A fleet of three Boeing 747-8 will replace the current, obsolete VC-25 aircraft. Once ready, in 2018, the new aircraft will be more capable and efficient than their predecessors, heavily modified Boeing 747-200 jets.
As already explained on The Aviationist, along with the internal design, meeting rooms and wide array of communication systems, what makes the Air Force One different is the self-protection suite. Much information on this topic is classified, still, the VC-25 aircraft is known to be fitted with active electronic counter measures, that are able to jam enemy radar frequencies as well as IRCM (Infrared Counter Measure) systems needed to divert heat seeking Infra Red missiles by disturbing their guidance systems.
The one in use on the AF1 is the AN/ALQ-204 Matador produced by the BAe Systems. Such system protect the plane from both IR air-to-air and ground-to-air (MANPADS – Man Portable Air Defense Systems) missiles.
The plane is also equipped with chaff and flares dispensers: the first type is used to divert radar-guided missiles, while the flares are high-temperature heat sources ejected from the aircraft’s dispensers to mislead the missile’s heat-seeking targeting system: since the burn temperature is hotter than that at the engine’s exhaust the burning flares attract and deceive heat-seeking missiles fired at the aircraft.
Similar and surely more advanced countermeasures will equip the new ones.
When, about three years ago, the selection of the Boeing 747-8 became obvious, we asked our contributor Al Clark to prepare a digital mock-up of the new plane sporting the Air Force One’s traditional light-blue and sky-blue color scheme that you can find on top of this article.
An Alaskan Raptor suffered a landing accident at Hawaii.
A U.S. Air Force F-22A Raptor, belonging to the 3rd Wing from Joint Base Elmendorf-Richardson, Alaska, deployed to the Hawaii to take part in the Sentry Aloha exercise, had an incident landing at Joint Base Pearl Harbor-Hickam, in Honolulu on Jan. 14.
According to the few information available at the moment, the left main brake overheated and caught on fire after the Raptor landed on runway 08L.
HNL Rare Birds website published the image of the F-22 in fire suppressive foam: the runway remained closed for most of the day as maintenance personnel worked on the stealth jet.

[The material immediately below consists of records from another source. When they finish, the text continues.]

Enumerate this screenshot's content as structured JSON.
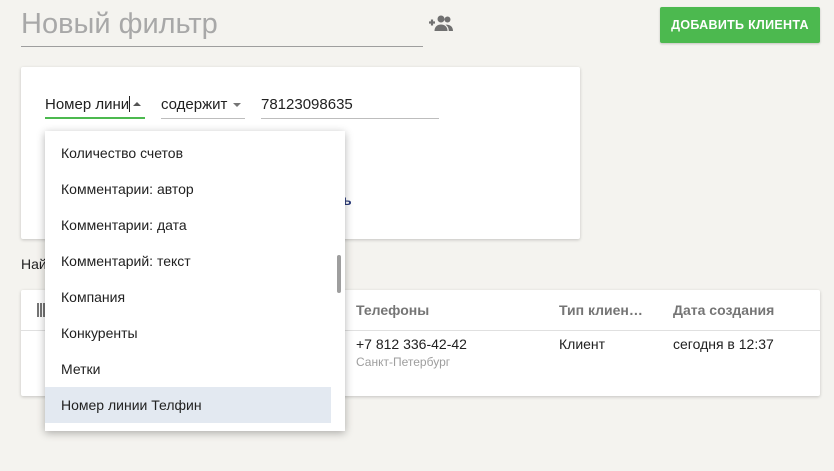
{
  "header": {
    "filter_title_placeholder": "Новый фильтр",
    "add_user_icon": "person-add-icon",
    "add_client_label": "ДОБАВИТЬ КЛИЕНТА"
  },
  "filter": {
    "field_value": "Номер лини",
    "operator_value": "содержит",
    "search_value": "78123098635",
    "partial_link": "ь"
  },
  "results": {
    "found_partial": "Най"
  },
  "table": {
    "columns_icon": "column-settings-icon",
    "headers": {
      "phones": "Телефоны",
      "type": "Тип клиен…",
      "created": "Дата создания"
    },
    "rows": [
      {
        "phone": "+7 812 336-42-42",
        "city": "Санкт-Петербург",
        "type": "Клиент",
        "created": "сегодня в 12:37"
      }
    ]
  },
  "dropdown": {
    "items": [
      {
        "label": "Количество счетов"
      },
      {
        "label": "Комментарии: автор"
      },
      {
        "label": "Комментарии: дата"
      },
      {
        "label": "Комментарий: текст"
      },
      {
        "label": "Компания"
      },
      {
        "label": "Конкуренты"
      },
      {
        "label": "Метки"
      },
      {
        "label": "Номер линии Телфин",
        "selected": true
      }
    ],
    "selected_index": 7
  },
  "colors": {
    "accent_green": "#4cb94f",
    "link_blue": "#2b3b7a",
    "selected_bg": "#e3e9f1",
    "page_bg": "#f4f3ef"
  }
}
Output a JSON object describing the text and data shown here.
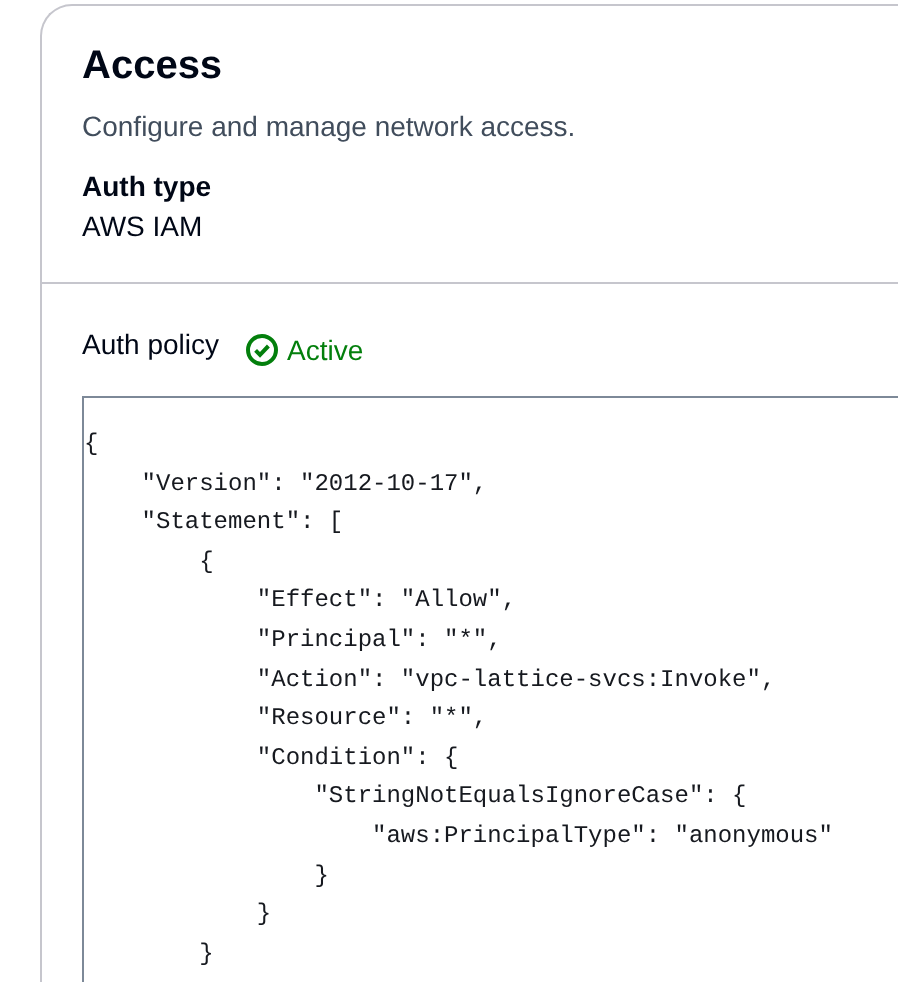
{
  "panel": {
    "title": "Access",
    "description": "Configure and manage network access.",
    "fields": [
      {
        "label": "Auth type",
        "value": "AWS IAM"
      }
    ],
    "policy": {
      "label": "Auth policy",
      "status": {
        "kind": "success",
        "label": "Active"
      },
      "code_lines": [
        "{",
        "    \"Version\": \"2012-10-17\",",
        "    \"Statement\": [",
        "        {",
        "            \"Effect\": \"Allow\",",
        "            \"Principal\": \"*\",",
        "            \"Action\": \"vpc-lattice-svcs:Invoke\",",
        "            \"Resource\": \"*\",",
        "            \"Condition\": {",
        "                \"StringNotEqualsIgnoreCase\": {",
        "                    \"aws:PrincipalType\": \"anonymous\"",
        "                }",
        "            }",
        "        }"
      ]
    }
  }
}
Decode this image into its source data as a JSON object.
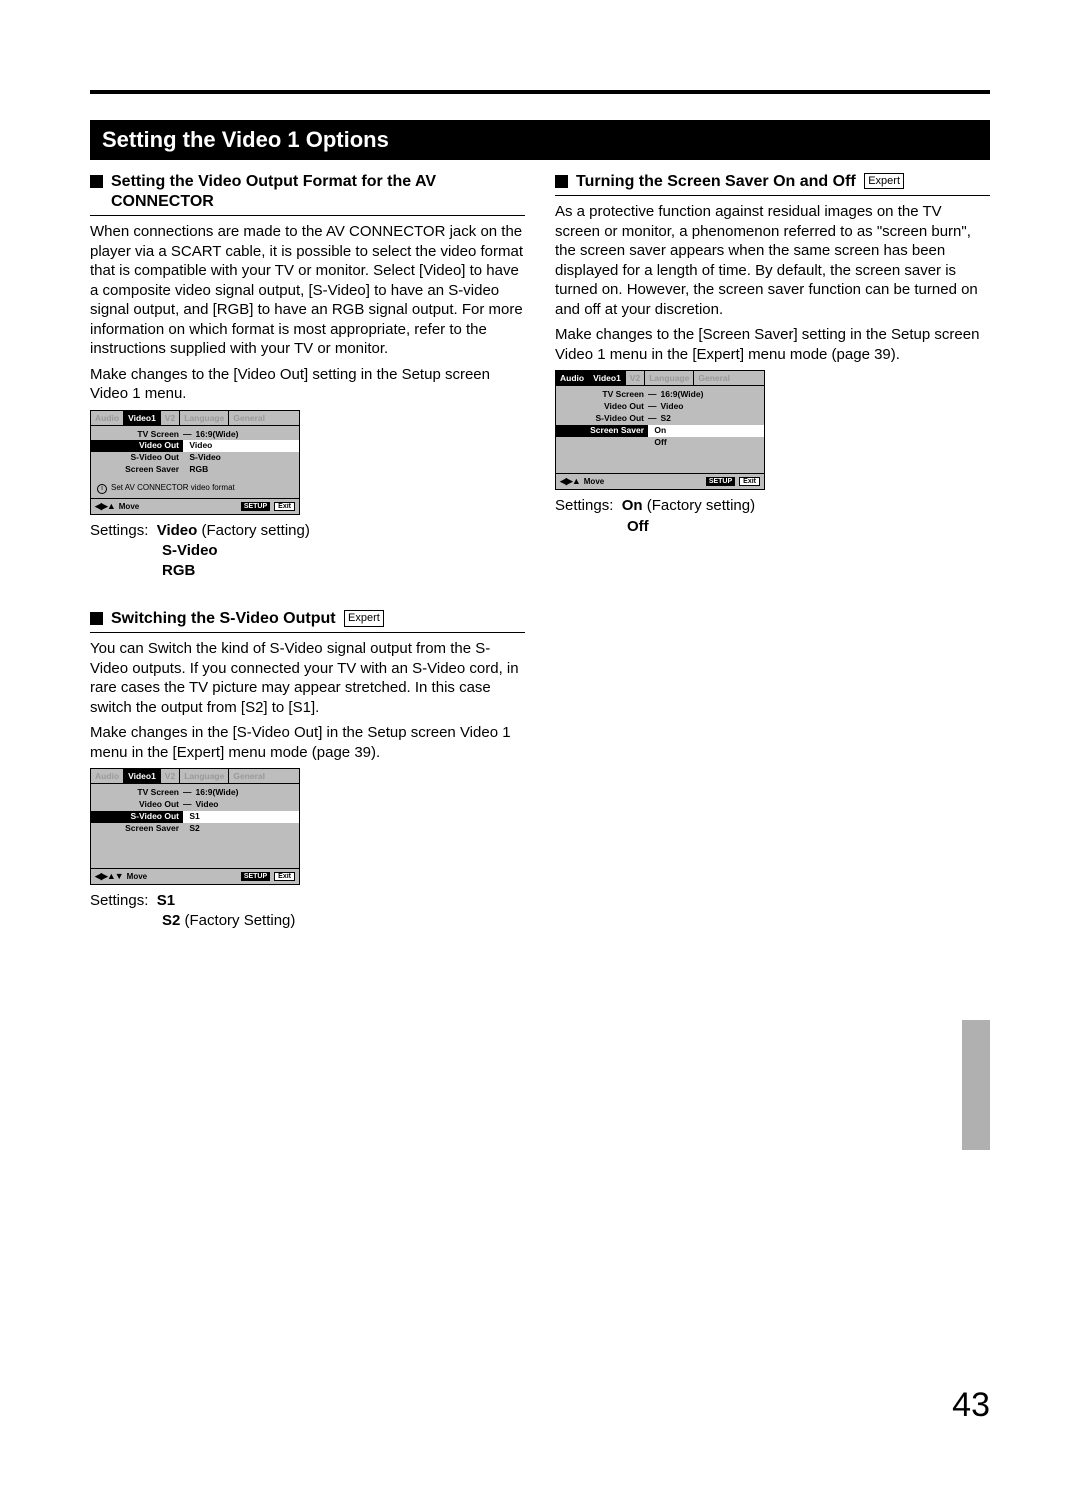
{
  "page_number": "43",
  "banner_title": "Setting the Video 1 Options",
  "expert_label": "Expert",
  "osd_common": {
    "tabs": {
      "audio": "Audio",
      "video1": "Video1",
      "v2": "V2",
      "language": "Language",
      "general": "General"
    },
    "move": "Move",
    "setup": "SETUP",
    "exit": "Exit",
    "nav3": "◀▶▲",
    "nav4": "◀▶▲▼"
  },
  "section1": {
    "title_prefix": "Setting the Video Output Format for the AV",
    "title_line2": "CONNECTOR",
    "para1": "When connections are made to the AV CONNECTOR jack on the player via a SCART cable, it is possible to select the video format that is compatible with your TV or monitor. Select [Video] to have a composite video signal output, [S-Video] to have an S-video signal output, and [RGB] to have an RGB signal output. For more information on which format is most appropriate, refer to the instructions supplied with your TV or monitor.",
    "para2": "Make changes to the [Video Out] setting in the Setup screen Video 1 menu.",
    "osd": {
      "rows": [
        {
          "label": "TV Screen",
          "dash": "—",
          "value": "16:9(Wide)"
        },
        {
          "label": "Video Out",
          "value": "Video",
          "highlight": "selected"
        },
        {
          "label": "S-Video Out",
          "value": "S-Video"
        },
        {
          "label": "Screen Saver",
          "value": "RGB"
        }
      ],
      "info": "Set AV CONNECTOR video format"
    },
    "settings_label": "Settings:",
    "opt1": "Video",
    "opt1_note": " (Factory setting)",
    "opt2": "S-Video",
    "opt3": "RGB"
  },
  "section2": {
    "title": "Switching the S-Video Output",
    "para1": "You can Switch the kind of S-Video signal output from the S-Video outputs. If you connected your TV with an S-Video cord, in rare cases the TV picture may appear stretched. In this case switch the output from [S2] to [S1].",
    "para2": "Make changes in the [S-Video Out] in the Setup screen Video 1 menu in the [Expert] menu mode (page 39).",
    "osd": {
      "rows": [
        {
          "label": "TV Screen",
          "dash": "—",
          "value": "16:9(Wide)"
        },
        {
          "label": "Video Out",
          "dash": "—",
          "value": "Video"
        },
        {
          "label": "S-Video Out",
          "value": "S1",
          "highlight": "selected"
        },
        {
          "label": "Screen Saver",
          "value": "S2"
        }
      ]
    },
    "settings_label": "Settings:",
    "opt1": "S1",
    "opt2": "S2",
    "opt2_note": " (Factory Setting)"
  },
  "section3": {
    "title": "Turning the Screen Saver On and Off",
    "para1": "As a protective function against residual images on the TV screen or monitor, a phenomenon referred to as \"screen burn\", the screen saver appears when the same screen has been displayed for a length of time. By default, the screen saver is turned on. However, the screen saver function can be turned on and off at your discretion.",
    "para2": "Make changes to the [Screen Saver] setting in the Setup screen Video 1 menu in the [Expert] menu mode (page 39).",
    "osd": {
      "rows": [
        {
          "label": "TV Screen",
          "dash": "—",
          "value": "16:9(Wide)"
        },
        {
          "label": "Video Out",
          "dash": "—",
          "value": "Video"
        },
        {
          "label": "S-Video Out",
          "dash": "—",
          "value": "S2"
        },
        {
          "label": "Screen Saver",
          "value": "On",
          "highlight": "selected"
        },
        {
          "label": "",
          "value": "Off"
        }
      ]
    },
    "settings_label": "Settings:",
    "opt1": "On",
    "opt1_note": " (Factory setting)",
    "opt2": "Off"
  }
}
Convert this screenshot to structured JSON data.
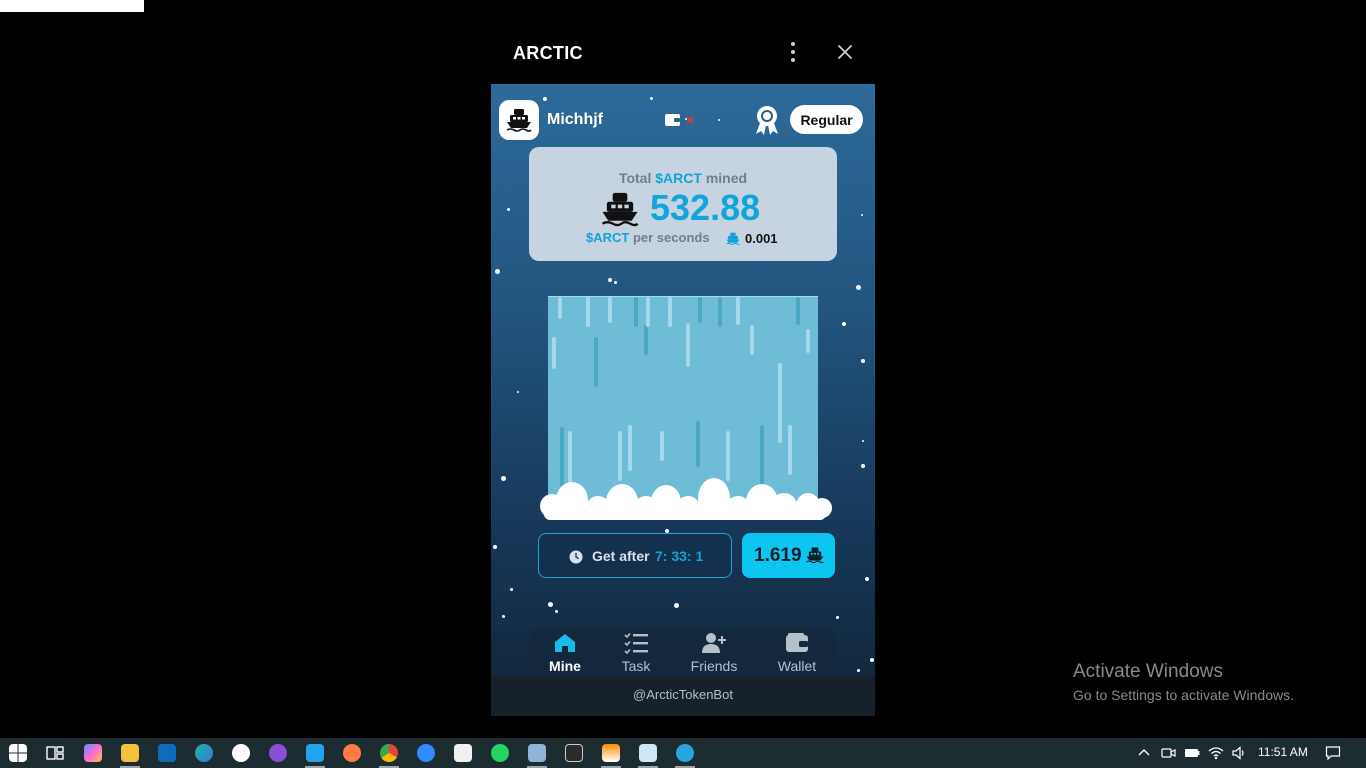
{
  "window": {
    "title": "ARCTIC",
    "menu_icon": "more-vertical-icon",
    "close_icon": "close-icon"
  },
  "header": {
    "avatar_icon": "ship-icon",
    "username": "Michhjf",
    "wallet_icon": "wallet-disconnected-icon",
    "award_icon": "award-icon",
    "rank": "Regular"
  },
  "stats": {
    "total_prefix": "Total",
    "token": "$ARCT",
    "total_suffix": "mined",
    "total_value": "532.88",
    "rate_token": "$ARCT",
    "rate_suffix": "per seconds",
    "rate_value": "0.001"
  },
  "mining": {
    "timer_label": "Get after",
    "timer_value": "7: 33: 1",
    "claim_value": "1.619"
  },
  "nav": {
    "items": [
      {
        "label": "Mine",
        "icon": "home-icon",
        "active": true
      },
      {
        "label": "Task",
        "icon": "checklist-icon",
        "active": false
      },
      {
        "label": "Friends",
        "icon": "add-friend-icon",
        "active": false
      },
      {
        "label": "Wallet",
        "icon": "wallet-icon",
        "active": false
      }
    ]
  },
  "footer": {
    "bot_handle": "@ArcticTokenBot"
  },
  "watermark": {
    "title": "Activate Windows",
    "subtitle": "Go to Settings to activate Windows."
  },
  "taskbar": {
    "time": "11:51 AM",
    "apps": [
      "start-icon",
      "task-view-icon",
      "copilot-icon",
      "file-explorer-icon",
      "outlook-icon",
      "edge-icon",
      "app-icon",
      "github-desktop-icon",
      "vscode-icon",
      "app-icon",
      "chrome-icon",
      "zoom-icon",
      "store-icon",
      "whatsapp-icon",
      "remote-desktop-icon",
      "terminal-icon",
      "vlc-icon",
      "notepad-icon",
      "telegram-icon"
    ]
  },
  "colors": {
    "accent": "#11a5da",
    "claim_button": "#0ec5ef",
    "card_bg": "#c6d4e1",
    "nav_bg": "#14283d"
  }
}
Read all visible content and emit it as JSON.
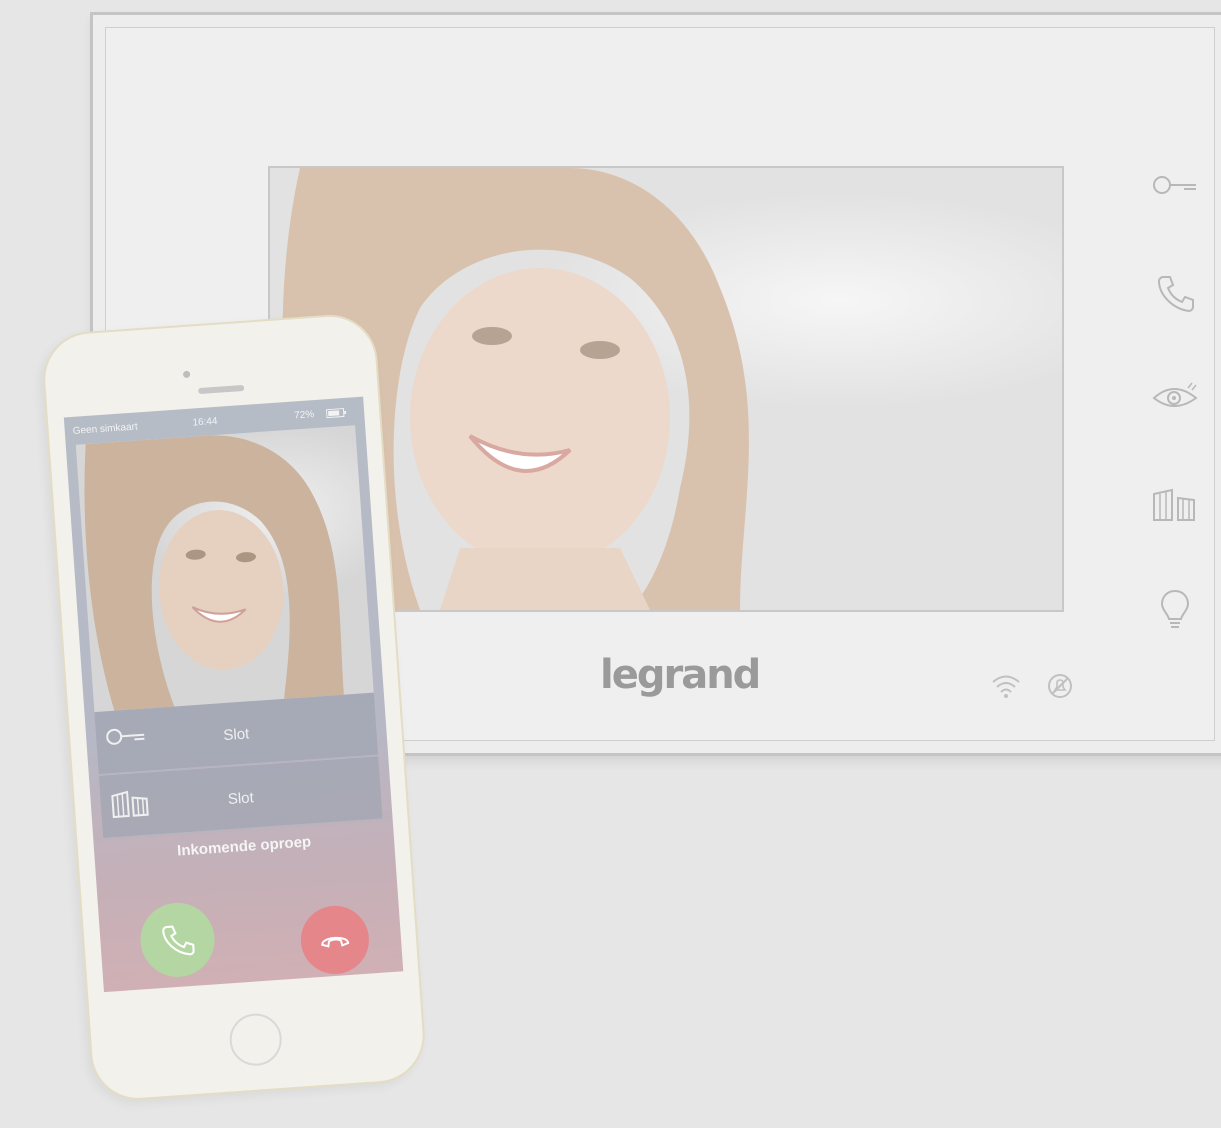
{
  "monitor": {
    "brand": "legrand",
    "side_buttons": [
      {
        "icon": "key-icon"
      },
      {
        "icon": "phone-icon"
      },
      {
        "icon": "eye-icon"
      },
      {
        "icon": "gate-icon"
      },
      {
        "icon": "bulb-icon"
      }
    ],
    "status_icons": [
      "wifi-icon",
      "do-not-disturb-icon"
    ]
  },
  "phone": {
    "status_bar": {
      "carrier": "Geen simkaart",
      "time": "16:44",
      "battery": "72%"
    },
    "actions": [
      {
        "icon": "key-icon",
        "label": "Slot"
      },
      {
        "icon": "gate-icon",
        "label": "Slot"
      }
    ],
    "incoming_label": "Inkomende oproep",
    "accept_icon": "phone-accept-icon",
    "reject_icon": "phone-hangup-icon"
  },
  "colors": {
    "accept": "#b4d6a2",
    "reject": "#e4868a",
    "logo": "#9a9a9a"
  }
}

According to the ATS website, it will take 30 days for a depot team to inspect the aircraft, and a decision to be made as to whether the aircraft is fixable.
Image above credit (click on the image to open it at full resolution): HNL RareBirds